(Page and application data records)
- - - - -
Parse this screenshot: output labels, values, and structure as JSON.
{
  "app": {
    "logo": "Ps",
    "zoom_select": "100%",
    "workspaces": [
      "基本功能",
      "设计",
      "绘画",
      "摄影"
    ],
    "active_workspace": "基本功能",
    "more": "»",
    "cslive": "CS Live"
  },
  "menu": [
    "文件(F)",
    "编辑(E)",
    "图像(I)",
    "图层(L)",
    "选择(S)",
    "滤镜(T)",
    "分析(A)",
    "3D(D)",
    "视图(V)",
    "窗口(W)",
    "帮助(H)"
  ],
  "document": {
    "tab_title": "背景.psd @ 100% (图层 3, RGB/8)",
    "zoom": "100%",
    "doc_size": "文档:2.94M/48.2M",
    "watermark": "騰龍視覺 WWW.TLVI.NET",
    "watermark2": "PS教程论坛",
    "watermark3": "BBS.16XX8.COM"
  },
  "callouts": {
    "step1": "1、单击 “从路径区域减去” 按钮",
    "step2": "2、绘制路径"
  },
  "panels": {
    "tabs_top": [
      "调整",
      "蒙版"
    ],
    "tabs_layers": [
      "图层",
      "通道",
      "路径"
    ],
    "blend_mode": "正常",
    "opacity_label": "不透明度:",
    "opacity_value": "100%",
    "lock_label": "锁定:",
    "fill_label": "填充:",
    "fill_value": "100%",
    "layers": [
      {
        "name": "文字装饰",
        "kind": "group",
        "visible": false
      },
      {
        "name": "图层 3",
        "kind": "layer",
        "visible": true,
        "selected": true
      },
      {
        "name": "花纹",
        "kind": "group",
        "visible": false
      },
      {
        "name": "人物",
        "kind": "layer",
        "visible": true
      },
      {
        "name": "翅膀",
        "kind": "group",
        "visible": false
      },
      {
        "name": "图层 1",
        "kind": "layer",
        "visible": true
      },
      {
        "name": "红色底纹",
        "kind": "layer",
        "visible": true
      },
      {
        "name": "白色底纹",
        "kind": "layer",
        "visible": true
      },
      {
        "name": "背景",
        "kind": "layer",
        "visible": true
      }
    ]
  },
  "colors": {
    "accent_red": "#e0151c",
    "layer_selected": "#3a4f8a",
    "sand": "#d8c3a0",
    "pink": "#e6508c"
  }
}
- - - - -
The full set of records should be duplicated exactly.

Parse this screenshot: output labels, values, and structure as JSON.
{
  "app": {
    "logo": "Ps",
    "zoom_select": "100%",
    "workspaces": [
      "基本功能",
      "设计",
      "绘画",
      "摄影"
    ],
    "active_workspace": "基本功能",
    "more": "»",
    "cslive": "CS Live"
  },
  "menu": [
    "文件(F)",
    "编辑(E)",
    "图像(I)",
    "图层(L)",
    "选择(S)",
    "滤镜(T)",
    "分析(A)",
    "3D(D)",
    "视图(V)",
    "窗口(W)",
    "帮助(H)"
  ],
  "document": {
    "tab_title": "背景.psd @ 100% (图层 3, RGB/8)",
    "zoom": "100%",
    "doc_size": "文档:2.94M/48.2M",
    "watermark": "騰龍視覺 WWW.TLVI.NET",
    "watermark2": "PS教程论坛",
    "watermark3": "BBS.16XX8.COM"
  },
  "callouts": {
    "step1": "1、单击 “从路径区域减去” 按钮",
    "step2": "2、绘制路径"
  },
  "panels": {
    "tabs_top": [
      "调整",
      "蒙版"
    ],
    "tabs_layers": [
      "图层",
      "通道",
      "路径"
    ],
    "blend_mode": "正常",
    "opacity_label": "不透明度:",
    "opacity_value": "100%",
    "lock_label": "锁定:",
    "fill_label": "填充:",
    "fill_value": "100%",
    "layers": [
      {
        "name": "文字装饰",
        "kind": "group",
        "visible": false
      },
      {
        "name": "图层 3",
        "kind": "layer",
        "visible": true,
        "selected": true
      },
      {
        "name": "花纹",
        "kind": "group",
        "visible": false
      },
      {
        "name": "人物",
        "kind": "layer",
        "visible": true
      },
      {
        "name": "翅膀",
        "kind": "group",
        "visible": false
      },
      {
        "name": "图层 1",
        "kind": "layer",
        "visible": true
      },
      {
        "name": "红色底纹",
        "kind": "layer",
        "visible": true
      },
      {
        "name": "白色底纹",
        "kind": "layer",
        "visible": true
      },
      {
        "name": "背景",
        "kind": "layer",
        "visible": true
      }
    ]
  },
  "colors": {
    "accent_red": "#e0151c",
    "layer_selected": "#3a4f8a",
    "sand": "#d8c3a0",
    "pink": "#e6508c"
  }
}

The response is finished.